Friday, February 5, 2010

Winter in the Delta

With the honey bees tightly clustered in dry hives, consuming enough honey to maintain warmth, I often venture out the Delta back-roads to get in some winter bird watching. The Arkansas Grand Prairie and Delta region is the winter home for much of North America’s waterfowl. Large numbers of ducks, mainly mallards, from the central provinces of Canada winter in the wet agricultural fields. Here, the waterfowl find an ample supply of grain spilled by mechanical harvesting. The birds also derive considerable amounts of protein from mollusks and earthworms. Snow geese converge by the thousands on fields of winter wheat, where they pull the tender, green plants, roots and all, from the soil. Covering the ground, the white snow geese and their color phase of the same species, the blue goose, appear as dirty snow.
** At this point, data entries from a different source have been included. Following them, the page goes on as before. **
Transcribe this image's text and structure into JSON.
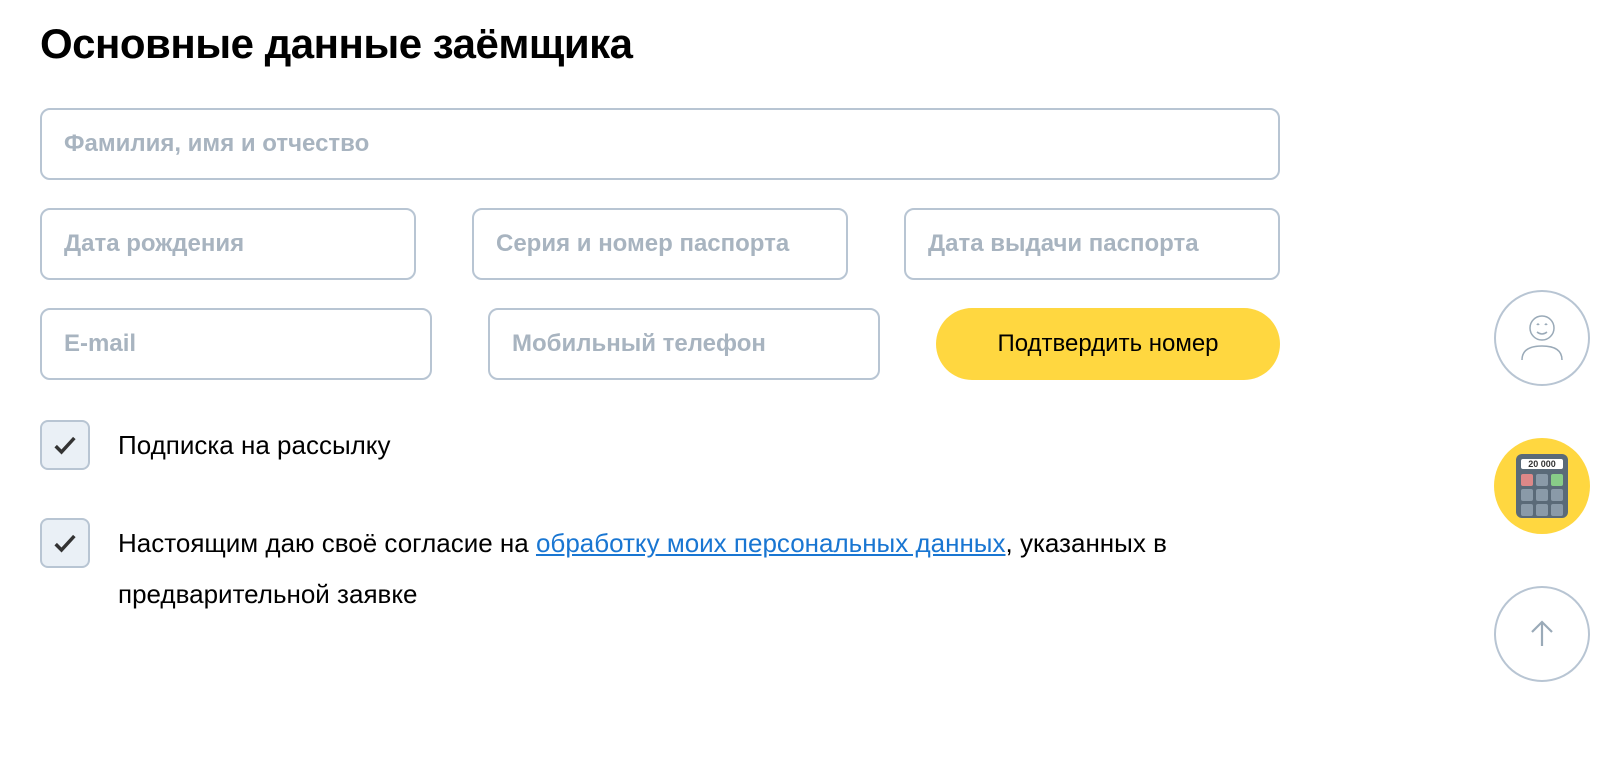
{
  "heading": "Основные данные заёмщика",
  "fields": {
    "full_name_placeholder": "Фамилия, имя и отчество",
    "birth_date_placeholder": "Дата рождения",
    "passport_number_placeholder": "Серия и номер паспорта",
    "passport_date_placeholder": "Дата выдачи паспорта",
    "email_placeholder": "E-mail",
    "phone_placeholder": "Мобильный телефон"
  },
  "buttons": {
    "confirm_number": "Подтвердить номер"
  },
  "checkboxes": {
    "newsletter_label": "Подписка на рассылку",
    "consent_prefix": "Настоящим даю своё согласие на ",
    "consent_link": "обработку моих персональных данных",
    "consent_suffix": ", указанных в предварительной заявке"
  },
  "calculator": {
    "display_value": "20 000"
  }
}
All wildlife has four habitat requirements: food, water, space, and cover. The Delta provides plenty of food and water, and the space is wide open for miles on end. While most wildlife needs escape cover in which the creatures may flee into protective woods, the waterfowl employ their sense of sight, gregarious behavior, and use of sentry birds to protect themselves from predators.

Click on today’s picture to see a trumpeter swan, a rare find in this area. The trumpeter is the largest waterfowl in North America and the largest swan in the world. I observed this single swan feeding on aquatic plants in a flooded rice field along with Northern Shoveler ducks. This arctic visitor was the first trumpeter I’ve found in the wild. Farmers often close drain pipes in levees surrounding level fields to allow the area to flood in the winter. While the flooded fields provide winter habitat for the waterfowl, the birds serve the farmers by sifting weed seeds from the mud. Good winter-time nutrition leads to greater reproductive success for the waterfowl. Nutrition is, likewise, being seen as being of great importance in managing healthy honey bees.


  1. Thats pretty neat Richard i didn't realize farmers flooded fields so readily in the mid-west with the intentions on allowing the birds to rid the seedbed of unwanted wild tares.

    Very neat and intriguing concept, simple field practice of flooding winter ag fields and benefits the wildlife so very much. Wow, it's done a little bit different in North Carolina usually to the demise of certain species.

    Usually farmers just clean cut around their fields during the off season, ridding millions of acres across the state of early successional habitat which bobwhite quail and rabbits rely on for child rearing.

    Then, during the crop season, the defoliants used on the cotton crop kill groves of quails while they are still in their eggs by weakening the egg's shell.

    All about producing Beautiful Cotton and sadly enough our quail and rabbit population has plummeted quickly to extreme lows, especially the bobwhite quail populations in the last 10 years due primarily to this practice.

    And to make the entire scenario even more depressing the local and regional biologists state the decline has to do with habitat depletion. Wow!!!

    All i can do is simply try to gain the appropriate education in my studies to hopefully one day implement appropriate changes.


  2. The trumpeter swan is a beautiful bird. Thanks for an informative post.